IAS Gyan

Daily News Analysis

Report identifies ‘glaring gaps’ in tobacco control laws

26th November, 2020 Health

Context: Prominent display of ads of tobacco products in stores makes tobacco control laws ineffective, says report. 

Report recommendations:

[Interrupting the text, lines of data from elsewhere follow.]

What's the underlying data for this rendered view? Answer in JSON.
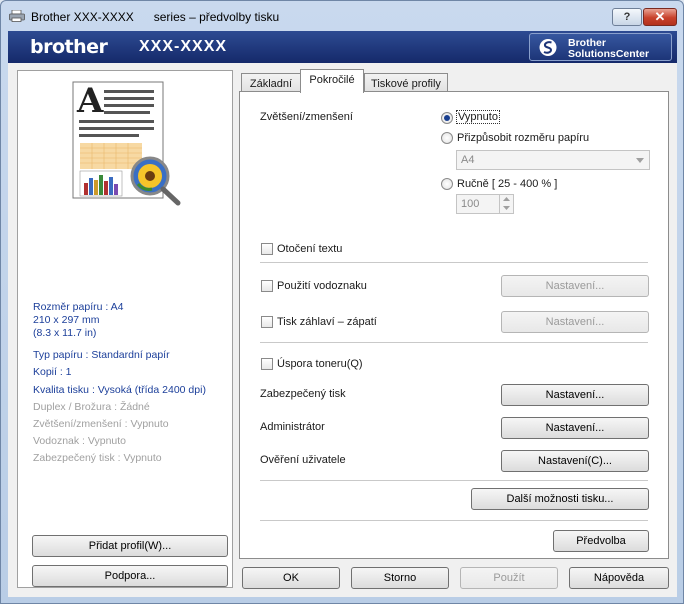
{
  "window": {
    "title_product": "Brother XXX-XXXX",
    "title_suffix": "series – předvolby tisku",
    "help_label": "?",
    "close_label": "✕"
  },
  "banner": {
    "logo_text": "brother",
    "model_text": "XXX-XXXX",
    "solutions_line1": "Brother",
    "solutions_line2": "SolutionsCenter"
  },
  "summary": {
    "paper_size": "Rozměr papíru : A4",
    "paper_dims": "210 x 297 mm",
    "paper_dims_in": "(8.3 x 11.7 in)",
    "media_type": "Typ papíru : Standardní papír",
    "copies": "Kopií : 1",
    "quality": "Kvalita tisku : Vysoká (třída 2400 dpi)",
    "duplex": "Duplex / Brožura : Žádné",
    "scaling": "Zvětšení/zmenšení : Vypnuto",
    "watermark": "Vodoznak : Vypnuto",
    "secure_print": "Zabezpečený tisk : Vypnuto"
  },
  "left_buttons": {
    "add_profile": "Přidat profil(W)...",
    "support": "Podpora..."
  },
  "tabs": [
    {
      "label": "Základní"
    },
    {
      "label": "Pokročilé"
    },
    {
      "label": "Tiskové profily"
    }
  ],
  "advanced": {
    "scaling_label": "Zvětšení/zmenšení",
    "scaling_options": [
      {
        "label": "Vypnuto",
        "selected": true
      },
      {
        "label": "Přizpůsobit rozměru papíru",
        "selected": false
      },
      {
        "label": "Ručně [ 25 - 400 % ]",
        "selected": false
      }
    ],
    "fit_paper_value": "A4",
    "manual_value": "100",
    "reverse_print": "Otočení textu",
    "use_watermark": "Použití vodoznaku",
    "header_footer": "Tisk záhlaví – zápatí",
    "toner_save": "Úspora toneru(Q)",
    "secure_print": "Zabezpečený tisk",
    "administrator": "Administrátor",
    "user_auth": "Ověření uživatele",
    "settings_label": "Nastavení...",
    "settings_c_label": "Nastavení(C)...",
    "other_options": "Další možnosti tisku...",
    "default": "Předvolba"
  },
  "bottom_buttons": {
    "ok": "OK",
    "cancel": "Storno",
    "apply": "Použít",
    "help": "Nápověda"
  },
  "colors": {
    "banner": "#1d3578",
    "summary_text": "#1c3f9a",
    "close_button": "#c8412b"
  }
}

  • Permission for smoking in designated areas of restaurants, hotels and airports and display of advertisements of tobacco products in stores and kiosks have been identified as “glaring gaps” in the existing tobacco control laws in the country in a report by National Law School of India University (NLSIU).
  • Even though smoking in public places and advertising of tobacco products are banned under the Cigarettes and Other Tobacco Products (Prohibition of Advertisement and Regulation of Trade and Commerce, Production, Supply and Distribution) Act (COTPA) 2003, the permission for smoking in designated areas of restaurants and airport and the prominent display of advertisements of tobacco products in stores and kiosks make the existing tobacco control laws “ineffective for regulating tobacco consumption and exposure to second-hand smoke in India,”
  • The report titled “Tobacco Control Law in India – Origins and Proposed Reforms” also proposes reforms that includes doing away with the allowance for smoking in designated areas to prevent “200,000 deaths, resulting from second-hand smoke”.
  • The report recommends an increase in the minimum age of person to whom a tobacco product can be sold from the existing 18 to 21 years.
  • In another significant recommendation, the report has sought a prohibition on the sale of single stick cigarettes and other loose tobacco products. “As this increases accessibility and affordability of tobacco products for minors, this must be prohibited,”
  • The report has claimed that plain packaging of tobacco products had proven to reduce tobacco consumption.
  • “While India does have strict requirements for pictorial warnings on tobacco packages, measures such as plain packaging should be adopted as they have proven to reduce tobacco consumption.”
  • Also, the report has found the existing penalties under COTPA 2003 to be insufficient. Hence, it has made out a case for enhancing the penalties.
  • The report, apart from claiming that emission yields displayed on cigarette packets often give a misleading impression that cigarette with low emission is less harmful,
  • It also sought restrictions on the use of sugar, sweeteners and other ingredients to add colour and flavour to the product.
  • “In addition to making tobacco products more appealing, they also reduce the irritating character of tobacco smoke, which encourages use by minors.

Situation in India

  • India has the second largest number of tobacco users – 286 million or 28.6 per cent of all adults in the country.
  • “Of these, at least 1.2 million die every year from tobacco-related diseases,” the report claimed before adding that nearly 27% of all cancers in India are due to tobacco-usage.


  • Though COTPA 2003 was intended as a comprehensive law on tobacco control.
  • It was adopted 15 years ago, before the coming into force of WHO’s Framework Convention on Tobacco Control (FCTC).